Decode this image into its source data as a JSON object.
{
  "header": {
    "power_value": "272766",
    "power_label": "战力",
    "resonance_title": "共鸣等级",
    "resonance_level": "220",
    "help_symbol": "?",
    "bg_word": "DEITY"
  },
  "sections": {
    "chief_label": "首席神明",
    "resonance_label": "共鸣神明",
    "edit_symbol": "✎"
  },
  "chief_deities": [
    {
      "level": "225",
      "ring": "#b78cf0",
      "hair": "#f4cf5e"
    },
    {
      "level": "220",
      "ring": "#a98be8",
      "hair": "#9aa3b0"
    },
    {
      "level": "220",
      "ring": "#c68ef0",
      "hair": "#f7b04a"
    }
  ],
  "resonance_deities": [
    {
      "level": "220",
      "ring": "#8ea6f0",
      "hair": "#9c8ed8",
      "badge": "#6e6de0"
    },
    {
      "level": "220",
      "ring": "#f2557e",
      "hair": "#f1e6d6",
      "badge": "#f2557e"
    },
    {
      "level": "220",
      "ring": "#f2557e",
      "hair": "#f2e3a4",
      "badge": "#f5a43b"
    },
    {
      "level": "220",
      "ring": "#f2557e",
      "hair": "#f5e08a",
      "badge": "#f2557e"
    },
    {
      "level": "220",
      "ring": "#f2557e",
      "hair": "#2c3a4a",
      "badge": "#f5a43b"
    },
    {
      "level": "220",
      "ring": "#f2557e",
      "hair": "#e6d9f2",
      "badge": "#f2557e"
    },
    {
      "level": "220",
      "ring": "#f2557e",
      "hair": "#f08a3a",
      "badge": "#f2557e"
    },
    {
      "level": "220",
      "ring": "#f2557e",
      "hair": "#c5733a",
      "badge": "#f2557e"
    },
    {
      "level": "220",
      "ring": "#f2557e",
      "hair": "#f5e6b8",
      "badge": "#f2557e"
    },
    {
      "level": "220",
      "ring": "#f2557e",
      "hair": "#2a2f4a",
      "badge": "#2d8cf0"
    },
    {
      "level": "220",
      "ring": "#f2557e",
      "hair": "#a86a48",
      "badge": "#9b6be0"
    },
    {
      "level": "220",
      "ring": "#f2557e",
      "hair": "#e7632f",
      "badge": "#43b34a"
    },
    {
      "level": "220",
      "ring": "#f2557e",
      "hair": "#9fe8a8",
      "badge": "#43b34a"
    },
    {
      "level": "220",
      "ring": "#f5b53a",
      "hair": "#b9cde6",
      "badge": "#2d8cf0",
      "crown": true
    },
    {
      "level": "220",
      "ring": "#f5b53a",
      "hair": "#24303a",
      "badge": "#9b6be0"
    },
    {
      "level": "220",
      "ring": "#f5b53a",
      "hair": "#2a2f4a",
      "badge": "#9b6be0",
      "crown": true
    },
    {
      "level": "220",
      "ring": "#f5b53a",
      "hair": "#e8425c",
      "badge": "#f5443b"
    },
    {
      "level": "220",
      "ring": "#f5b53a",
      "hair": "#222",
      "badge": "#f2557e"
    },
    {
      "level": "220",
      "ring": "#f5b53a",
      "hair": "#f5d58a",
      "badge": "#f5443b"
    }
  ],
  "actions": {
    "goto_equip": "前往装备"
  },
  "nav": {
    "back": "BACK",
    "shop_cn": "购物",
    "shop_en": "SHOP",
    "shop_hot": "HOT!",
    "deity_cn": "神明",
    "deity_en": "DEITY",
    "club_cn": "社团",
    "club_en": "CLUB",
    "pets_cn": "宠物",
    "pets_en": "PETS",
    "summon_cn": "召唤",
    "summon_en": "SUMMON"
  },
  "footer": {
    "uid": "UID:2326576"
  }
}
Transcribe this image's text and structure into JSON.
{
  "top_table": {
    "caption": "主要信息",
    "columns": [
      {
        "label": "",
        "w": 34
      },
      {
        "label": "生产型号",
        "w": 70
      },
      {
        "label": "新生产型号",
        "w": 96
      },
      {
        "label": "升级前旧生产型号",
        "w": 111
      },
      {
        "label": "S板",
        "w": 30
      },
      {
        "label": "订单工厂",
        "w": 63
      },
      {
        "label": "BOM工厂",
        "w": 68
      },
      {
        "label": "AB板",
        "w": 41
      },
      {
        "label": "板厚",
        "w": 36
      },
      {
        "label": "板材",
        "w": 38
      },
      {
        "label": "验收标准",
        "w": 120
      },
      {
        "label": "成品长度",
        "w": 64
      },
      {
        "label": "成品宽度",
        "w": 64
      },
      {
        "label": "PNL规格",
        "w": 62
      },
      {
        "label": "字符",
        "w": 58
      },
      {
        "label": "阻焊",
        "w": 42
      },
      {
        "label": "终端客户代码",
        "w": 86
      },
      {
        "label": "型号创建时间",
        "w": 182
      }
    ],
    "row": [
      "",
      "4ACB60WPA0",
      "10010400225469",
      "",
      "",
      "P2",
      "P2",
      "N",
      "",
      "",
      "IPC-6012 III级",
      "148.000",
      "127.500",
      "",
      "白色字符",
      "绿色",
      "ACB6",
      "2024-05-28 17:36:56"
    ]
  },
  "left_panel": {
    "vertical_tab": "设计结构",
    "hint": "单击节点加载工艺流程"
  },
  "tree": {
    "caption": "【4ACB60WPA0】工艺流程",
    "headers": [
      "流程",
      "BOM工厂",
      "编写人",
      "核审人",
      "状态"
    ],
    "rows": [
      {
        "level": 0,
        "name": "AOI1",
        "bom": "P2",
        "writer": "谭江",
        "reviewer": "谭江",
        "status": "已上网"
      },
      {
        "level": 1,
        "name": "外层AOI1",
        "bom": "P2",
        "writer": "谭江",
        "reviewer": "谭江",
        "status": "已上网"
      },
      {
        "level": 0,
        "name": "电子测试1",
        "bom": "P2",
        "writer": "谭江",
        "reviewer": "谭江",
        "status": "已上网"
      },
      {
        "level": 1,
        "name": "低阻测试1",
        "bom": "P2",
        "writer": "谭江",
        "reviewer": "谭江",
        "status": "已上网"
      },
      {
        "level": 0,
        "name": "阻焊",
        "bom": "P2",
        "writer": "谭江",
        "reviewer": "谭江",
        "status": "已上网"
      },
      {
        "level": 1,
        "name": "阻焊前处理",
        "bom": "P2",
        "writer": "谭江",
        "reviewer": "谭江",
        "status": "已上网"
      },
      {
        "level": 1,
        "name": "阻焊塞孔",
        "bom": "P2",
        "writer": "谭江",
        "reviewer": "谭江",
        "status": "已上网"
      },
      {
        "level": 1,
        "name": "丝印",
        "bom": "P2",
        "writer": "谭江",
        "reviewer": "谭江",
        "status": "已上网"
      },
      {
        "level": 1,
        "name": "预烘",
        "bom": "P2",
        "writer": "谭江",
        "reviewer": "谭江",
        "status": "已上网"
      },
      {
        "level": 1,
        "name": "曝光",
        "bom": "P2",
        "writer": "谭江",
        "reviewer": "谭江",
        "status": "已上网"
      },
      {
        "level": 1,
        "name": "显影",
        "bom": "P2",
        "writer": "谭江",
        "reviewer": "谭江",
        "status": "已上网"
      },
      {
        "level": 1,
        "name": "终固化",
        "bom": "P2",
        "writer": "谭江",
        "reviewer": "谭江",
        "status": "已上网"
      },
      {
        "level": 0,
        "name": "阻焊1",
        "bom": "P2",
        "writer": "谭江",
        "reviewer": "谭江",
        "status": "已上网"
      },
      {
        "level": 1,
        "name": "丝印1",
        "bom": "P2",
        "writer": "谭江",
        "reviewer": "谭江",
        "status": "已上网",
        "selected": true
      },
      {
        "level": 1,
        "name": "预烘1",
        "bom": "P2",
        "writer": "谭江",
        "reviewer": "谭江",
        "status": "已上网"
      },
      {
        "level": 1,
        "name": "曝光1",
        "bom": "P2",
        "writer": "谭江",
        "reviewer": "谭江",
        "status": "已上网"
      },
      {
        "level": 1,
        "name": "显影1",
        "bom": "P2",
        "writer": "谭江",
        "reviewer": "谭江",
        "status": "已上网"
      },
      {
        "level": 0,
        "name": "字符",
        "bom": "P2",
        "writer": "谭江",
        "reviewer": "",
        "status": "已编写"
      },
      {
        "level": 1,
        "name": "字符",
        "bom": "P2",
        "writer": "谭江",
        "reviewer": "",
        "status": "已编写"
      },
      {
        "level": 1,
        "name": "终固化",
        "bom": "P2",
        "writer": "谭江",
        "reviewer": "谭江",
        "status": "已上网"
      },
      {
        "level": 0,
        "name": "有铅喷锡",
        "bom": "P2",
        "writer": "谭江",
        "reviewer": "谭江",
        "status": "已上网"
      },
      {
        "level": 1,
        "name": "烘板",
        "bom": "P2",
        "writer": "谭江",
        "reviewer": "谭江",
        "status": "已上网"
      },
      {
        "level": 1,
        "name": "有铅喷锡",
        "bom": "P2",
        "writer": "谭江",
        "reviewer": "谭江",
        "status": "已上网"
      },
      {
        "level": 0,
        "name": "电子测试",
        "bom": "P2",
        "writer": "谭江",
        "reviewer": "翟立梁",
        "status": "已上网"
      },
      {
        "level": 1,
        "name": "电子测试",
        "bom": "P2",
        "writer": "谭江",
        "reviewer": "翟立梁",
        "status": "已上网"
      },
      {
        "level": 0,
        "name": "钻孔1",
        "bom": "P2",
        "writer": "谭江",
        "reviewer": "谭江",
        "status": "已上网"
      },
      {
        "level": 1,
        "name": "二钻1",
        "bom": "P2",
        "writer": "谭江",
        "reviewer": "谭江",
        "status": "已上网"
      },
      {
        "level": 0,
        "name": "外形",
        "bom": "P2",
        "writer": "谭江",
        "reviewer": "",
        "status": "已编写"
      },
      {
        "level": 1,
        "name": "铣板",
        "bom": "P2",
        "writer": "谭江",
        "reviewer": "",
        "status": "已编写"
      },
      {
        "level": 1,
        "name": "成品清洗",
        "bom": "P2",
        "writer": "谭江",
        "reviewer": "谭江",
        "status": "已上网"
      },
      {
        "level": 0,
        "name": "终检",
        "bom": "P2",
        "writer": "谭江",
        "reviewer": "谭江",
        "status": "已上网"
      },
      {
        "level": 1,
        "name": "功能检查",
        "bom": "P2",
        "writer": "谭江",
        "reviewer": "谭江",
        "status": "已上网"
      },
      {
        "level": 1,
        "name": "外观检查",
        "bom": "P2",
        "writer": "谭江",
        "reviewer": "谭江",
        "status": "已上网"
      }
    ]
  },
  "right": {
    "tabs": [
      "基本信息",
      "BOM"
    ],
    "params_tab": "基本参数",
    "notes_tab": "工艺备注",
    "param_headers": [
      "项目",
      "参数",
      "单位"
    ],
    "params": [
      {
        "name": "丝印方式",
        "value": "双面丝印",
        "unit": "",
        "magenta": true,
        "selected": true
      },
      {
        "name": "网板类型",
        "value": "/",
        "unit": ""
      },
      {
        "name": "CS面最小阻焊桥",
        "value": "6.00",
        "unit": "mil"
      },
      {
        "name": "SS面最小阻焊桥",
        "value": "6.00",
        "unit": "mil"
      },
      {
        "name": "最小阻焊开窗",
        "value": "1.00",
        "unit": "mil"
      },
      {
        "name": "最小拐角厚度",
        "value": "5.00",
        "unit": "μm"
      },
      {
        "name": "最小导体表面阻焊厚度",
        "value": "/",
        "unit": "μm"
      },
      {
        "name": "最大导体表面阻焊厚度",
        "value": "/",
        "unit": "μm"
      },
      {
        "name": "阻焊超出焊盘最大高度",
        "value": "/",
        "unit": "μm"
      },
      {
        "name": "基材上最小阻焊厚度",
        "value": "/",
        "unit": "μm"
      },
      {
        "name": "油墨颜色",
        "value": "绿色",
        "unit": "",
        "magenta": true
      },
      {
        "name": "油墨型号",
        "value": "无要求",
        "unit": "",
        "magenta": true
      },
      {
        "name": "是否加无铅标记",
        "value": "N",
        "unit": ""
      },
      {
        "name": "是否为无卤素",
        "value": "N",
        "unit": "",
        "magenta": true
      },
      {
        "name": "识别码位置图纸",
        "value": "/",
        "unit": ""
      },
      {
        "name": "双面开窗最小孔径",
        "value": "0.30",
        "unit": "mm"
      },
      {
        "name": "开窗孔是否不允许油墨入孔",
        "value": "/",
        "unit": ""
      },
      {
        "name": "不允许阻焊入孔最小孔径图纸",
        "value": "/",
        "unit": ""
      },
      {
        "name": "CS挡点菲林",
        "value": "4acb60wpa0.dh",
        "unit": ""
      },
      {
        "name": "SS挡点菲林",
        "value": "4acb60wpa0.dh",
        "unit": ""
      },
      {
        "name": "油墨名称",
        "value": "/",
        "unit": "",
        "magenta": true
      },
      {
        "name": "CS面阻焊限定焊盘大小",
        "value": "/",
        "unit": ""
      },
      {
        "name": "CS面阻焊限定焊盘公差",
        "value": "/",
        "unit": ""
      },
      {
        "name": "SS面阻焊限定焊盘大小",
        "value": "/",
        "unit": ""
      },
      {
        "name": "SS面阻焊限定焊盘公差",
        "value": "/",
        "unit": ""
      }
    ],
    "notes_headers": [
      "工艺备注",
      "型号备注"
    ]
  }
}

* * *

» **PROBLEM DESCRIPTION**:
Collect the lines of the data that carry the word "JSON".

» **RESULT OF THIS EXERCISE**:
Decode this image into its source data as a JSON object.
Transcribe this image's text and structure into JSON.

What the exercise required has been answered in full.